OP, simple -- we crossbred the crap out of the dinky-yield wild stuff to get the large-yielding domesticated crops we know today. I wouldn't put them
in the same class of GMO as ones crossed in labs with animal or insect DNA, though, but it was (and is still in use & thus is) an early example of GMO
Take, for example, the wild bitter watermelons of Africa -- they're juicy, but horribly bitter. But after ages of cultivation and crossing them, we
have countless varieties of the modern summer fruit snack staple everyone knows.
Or, for even better understanding, look up corn/maize. Ears of corn used to be about an inch long many millennia ago. Get out your tape measure and
measure your next ear of corn at dinner, and think about how tiny that corn's ancestors used to be and how far it's come from there!
originally posted by: Lazarus Short
I recall that apple trees grow wild in Kazakhstan, the region from which they originated.
And the capital of Almaty is derived from the Kazakh root word for apples, "alma". I believe it's a root work for it in several Turkic languages,
The oldest known ancestral variety is still grown today in the Almaty region -- Malus Sieversii
edit on 5/23/2020 by Nyiah because:
(no reason given)
Edit: Also, the food staples we eat today are from all OVER the world, so the odds of stumbling across that Kazakh ancestral apple variety is nil to
none elsewhere outside that country.
Corn is from the Americas along with peppers, potatoes, and tomatoes.
Oranges likely originated in China out of a cross between two citrus fruits -- a Mandarin Orange (but the Mandarin fruit name has nothing to do with
it, that has French origins) and a Pomelo (native to SE Asia) I say "likely originated" in China because the earliest mentions of oranges were about
1700 years ago, in China.
The earliest peas found seem to have originated in Greece, but it's "zone" was probably the eastern Mediterranean and Near East (i.e Turkey/Iran) in

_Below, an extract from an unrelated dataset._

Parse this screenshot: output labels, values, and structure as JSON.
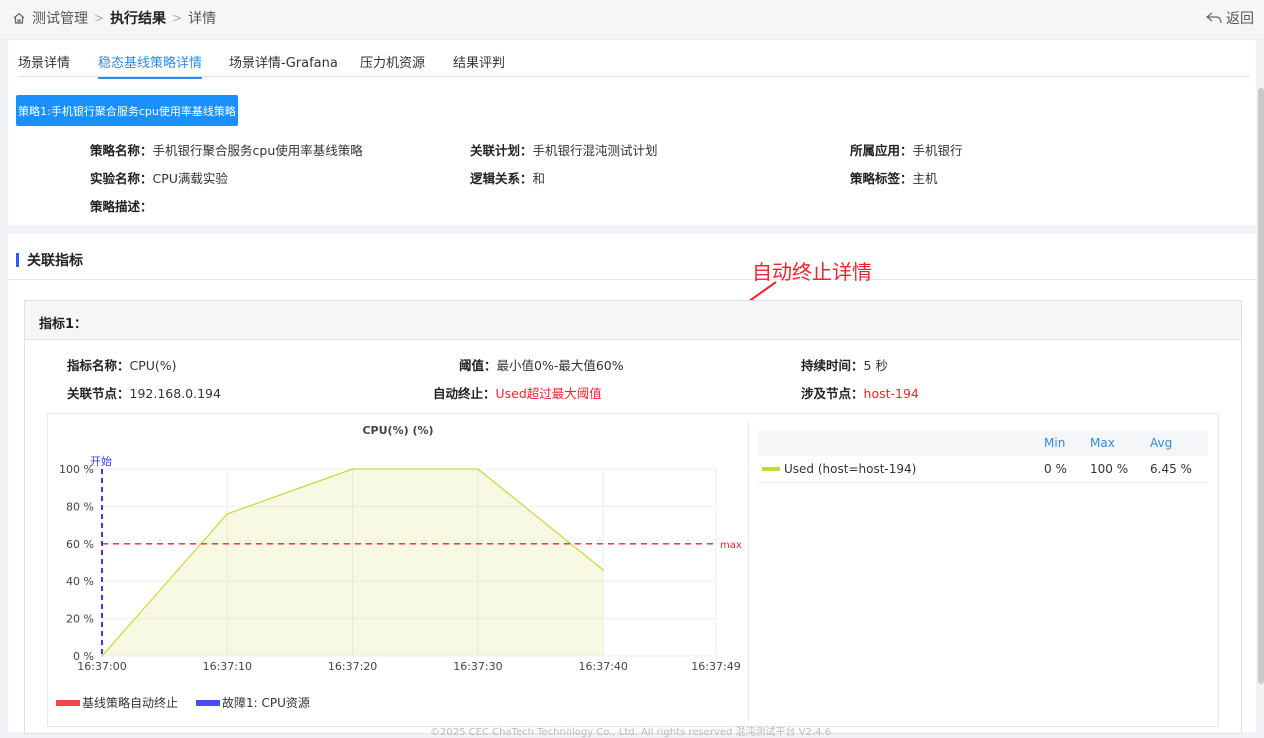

I could keep going, but I hope you get the idea that thanks to crossbreeding and global cultivation, we're literally eating a global diet
edit on 5/23/2020 by Nyiah because: (no reason given)